Police snatched two terrorist suspects just before their plane took off from a German airport today.
They acted after finding a suicide note that claimed the men wanted to die in a terror attack.
The 23-year-old Somali and a 24-year-old German born in Somalia were arrested without incident at Cologne airport after officers entered the plane which was bound for Amsterdam.
A spokeswoman said they were not suspected of planning to hijack the flight but would not say whether they were armed.
Police had a suicide note reportedly written by the men that stated they wanted to take part in “jihad” – or holy war – and die in a terrorist attack.
Reports said the two had been under observation for months.
Police boarded the Fokker 50 jet when it was at its “point of departure” and grabbed the two suspects, a spokeswoman for the airline KLM said, adding that the 46 remaining passengers were then told to leave the plane.
“A 'baggage parade' took place to see if the two passengers who were taken by the police had bags with them,” she said.
The plane took off after an hour’s delay and landed at Schipohl airport in the Netherlands without further incident.
Holland’s anti-terror chief warned earlier this month that the country remained one of the top targets for Islamic terrorist groups because of publicity surrounding an MPs’ anti-Islam film.
The National Coordinator for Combating Terrorism said in a report the film “Fitna” by Geert Wilders made the Netherlands a “preferred target” for Islamic groups.

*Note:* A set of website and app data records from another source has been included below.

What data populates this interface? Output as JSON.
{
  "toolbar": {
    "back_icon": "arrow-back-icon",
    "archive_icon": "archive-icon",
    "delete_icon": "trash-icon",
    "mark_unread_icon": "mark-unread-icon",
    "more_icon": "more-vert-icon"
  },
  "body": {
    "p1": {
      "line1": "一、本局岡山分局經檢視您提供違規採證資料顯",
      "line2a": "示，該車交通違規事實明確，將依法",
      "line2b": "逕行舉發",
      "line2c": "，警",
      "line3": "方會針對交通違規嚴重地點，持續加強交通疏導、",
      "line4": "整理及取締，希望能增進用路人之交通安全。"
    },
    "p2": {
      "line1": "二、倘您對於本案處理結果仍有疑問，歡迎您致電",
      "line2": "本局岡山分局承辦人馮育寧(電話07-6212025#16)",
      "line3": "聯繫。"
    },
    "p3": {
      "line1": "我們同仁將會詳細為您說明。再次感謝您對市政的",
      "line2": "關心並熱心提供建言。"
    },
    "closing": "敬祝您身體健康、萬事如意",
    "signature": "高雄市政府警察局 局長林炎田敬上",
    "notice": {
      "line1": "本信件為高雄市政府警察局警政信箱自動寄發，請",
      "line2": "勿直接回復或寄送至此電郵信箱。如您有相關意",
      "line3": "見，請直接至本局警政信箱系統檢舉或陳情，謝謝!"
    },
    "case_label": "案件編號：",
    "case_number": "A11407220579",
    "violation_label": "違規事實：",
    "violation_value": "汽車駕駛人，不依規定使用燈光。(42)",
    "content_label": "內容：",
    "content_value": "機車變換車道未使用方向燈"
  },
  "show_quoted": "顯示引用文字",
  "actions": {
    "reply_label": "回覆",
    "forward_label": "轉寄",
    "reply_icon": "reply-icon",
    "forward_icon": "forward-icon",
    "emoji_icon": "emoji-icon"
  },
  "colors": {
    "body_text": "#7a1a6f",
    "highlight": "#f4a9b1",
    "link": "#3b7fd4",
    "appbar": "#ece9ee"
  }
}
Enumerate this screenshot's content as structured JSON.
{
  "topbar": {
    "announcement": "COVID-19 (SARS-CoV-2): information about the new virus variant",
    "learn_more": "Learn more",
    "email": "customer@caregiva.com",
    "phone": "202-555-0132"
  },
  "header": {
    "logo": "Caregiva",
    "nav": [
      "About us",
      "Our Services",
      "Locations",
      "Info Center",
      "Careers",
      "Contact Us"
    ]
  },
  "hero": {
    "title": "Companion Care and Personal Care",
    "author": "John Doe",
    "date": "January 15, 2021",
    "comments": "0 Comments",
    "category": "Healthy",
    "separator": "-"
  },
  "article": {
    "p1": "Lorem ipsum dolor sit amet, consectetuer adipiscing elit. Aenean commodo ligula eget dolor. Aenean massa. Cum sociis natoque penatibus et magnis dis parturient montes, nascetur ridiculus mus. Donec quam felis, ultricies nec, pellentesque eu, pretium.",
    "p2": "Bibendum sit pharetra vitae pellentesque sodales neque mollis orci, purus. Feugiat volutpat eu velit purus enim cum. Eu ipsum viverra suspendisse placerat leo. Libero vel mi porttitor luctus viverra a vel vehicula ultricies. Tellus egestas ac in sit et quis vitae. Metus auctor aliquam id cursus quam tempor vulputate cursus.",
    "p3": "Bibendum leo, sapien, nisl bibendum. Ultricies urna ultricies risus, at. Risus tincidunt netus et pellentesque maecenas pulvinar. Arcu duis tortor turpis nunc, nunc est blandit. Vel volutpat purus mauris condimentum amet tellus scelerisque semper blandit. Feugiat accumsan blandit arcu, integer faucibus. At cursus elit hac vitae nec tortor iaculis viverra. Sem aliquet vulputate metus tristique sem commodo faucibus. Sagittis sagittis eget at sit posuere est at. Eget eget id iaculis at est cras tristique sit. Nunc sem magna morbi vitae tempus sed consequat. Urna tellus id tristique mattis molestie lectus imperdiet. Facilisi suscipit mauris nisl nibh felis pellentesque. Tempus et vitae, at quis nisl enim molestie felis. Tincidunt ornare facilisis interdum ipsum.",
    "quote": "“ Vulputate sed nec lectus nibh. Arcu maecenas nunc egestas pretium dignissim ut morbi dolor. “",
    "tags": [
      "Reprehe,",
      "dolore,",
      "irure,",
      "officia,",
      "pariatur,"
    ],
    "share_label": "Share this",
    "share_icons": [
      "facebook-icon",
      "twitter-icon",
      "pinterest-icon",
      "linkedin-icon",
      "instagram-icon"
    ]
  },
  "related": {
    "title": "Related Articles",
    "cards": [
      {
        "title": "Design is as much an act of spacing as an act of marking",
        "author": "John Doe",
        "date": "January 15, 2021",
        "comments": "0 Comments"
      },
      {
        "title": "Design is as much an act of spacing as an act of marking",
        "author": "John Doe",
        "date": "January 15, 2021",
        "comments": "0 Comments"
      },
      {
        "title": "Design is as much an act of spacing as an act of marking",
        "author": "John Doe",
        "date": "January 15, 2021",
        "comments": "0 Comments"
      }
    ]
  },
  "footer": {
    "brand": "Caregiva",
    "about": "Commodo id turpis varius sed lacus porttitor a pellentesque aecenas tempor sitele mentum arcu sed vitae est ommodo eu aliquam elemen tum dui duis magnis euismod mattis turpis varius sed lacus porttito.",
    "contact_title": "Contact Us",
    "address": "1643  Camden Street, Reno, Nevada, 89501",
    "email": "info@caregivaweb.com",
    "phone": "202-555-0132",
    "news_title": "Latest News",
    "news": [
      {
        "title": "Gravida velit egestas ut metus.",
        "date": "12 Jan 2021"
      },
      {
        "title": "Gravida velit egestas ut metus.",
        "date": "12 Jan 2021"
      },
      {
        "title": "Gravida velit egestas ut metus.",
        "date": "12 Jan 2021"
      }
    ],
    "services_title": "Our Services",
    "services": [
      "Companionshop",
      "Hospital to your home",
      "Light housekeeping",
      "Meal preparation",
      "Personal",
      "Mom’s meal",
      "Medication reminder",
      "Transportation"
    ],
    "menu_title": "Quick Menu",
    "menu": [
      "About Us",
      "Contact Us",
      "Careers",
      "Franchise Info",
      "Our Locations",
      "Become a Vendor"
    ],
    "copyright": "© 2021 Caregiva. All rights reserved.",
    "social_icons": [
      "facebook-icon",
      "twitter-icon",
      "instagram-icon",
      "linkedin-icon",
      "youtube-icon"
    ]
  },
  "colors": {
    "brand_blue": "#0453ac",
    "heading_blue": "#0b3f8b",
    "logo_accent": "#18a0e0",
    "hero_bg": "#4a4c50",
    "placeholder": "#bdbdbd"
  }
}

“Fitna” set Koran texts against a background of violent images, which the agency said was “considered a major insult and provocation” by terrorist groups.
The country’s terrorist threat has been rated as “substantial” since the film’s launch in March.
Federal prosecutors in Germany said the arrests were not linked to an earlier announcement that two men with terrorist connections could be on their way back to Germany.
Yesterday prosecutors said Eric Breininger (aged 21) and Houssain Al Malla, 23 could be headed to Germany after leaving a terrorist training camp in the border region between Afghanistan and Pakistan.
The men are believed linked to the group involved in a foiled plot to attack American targets in Germany in 2007.
Despite the warning and the incident in Cologne, the Interior Ministry said the threat level in Germany had not changed.
Germany is still in the “crosshairs of terrorism” but there are no indications that specific attacks are planned, it said.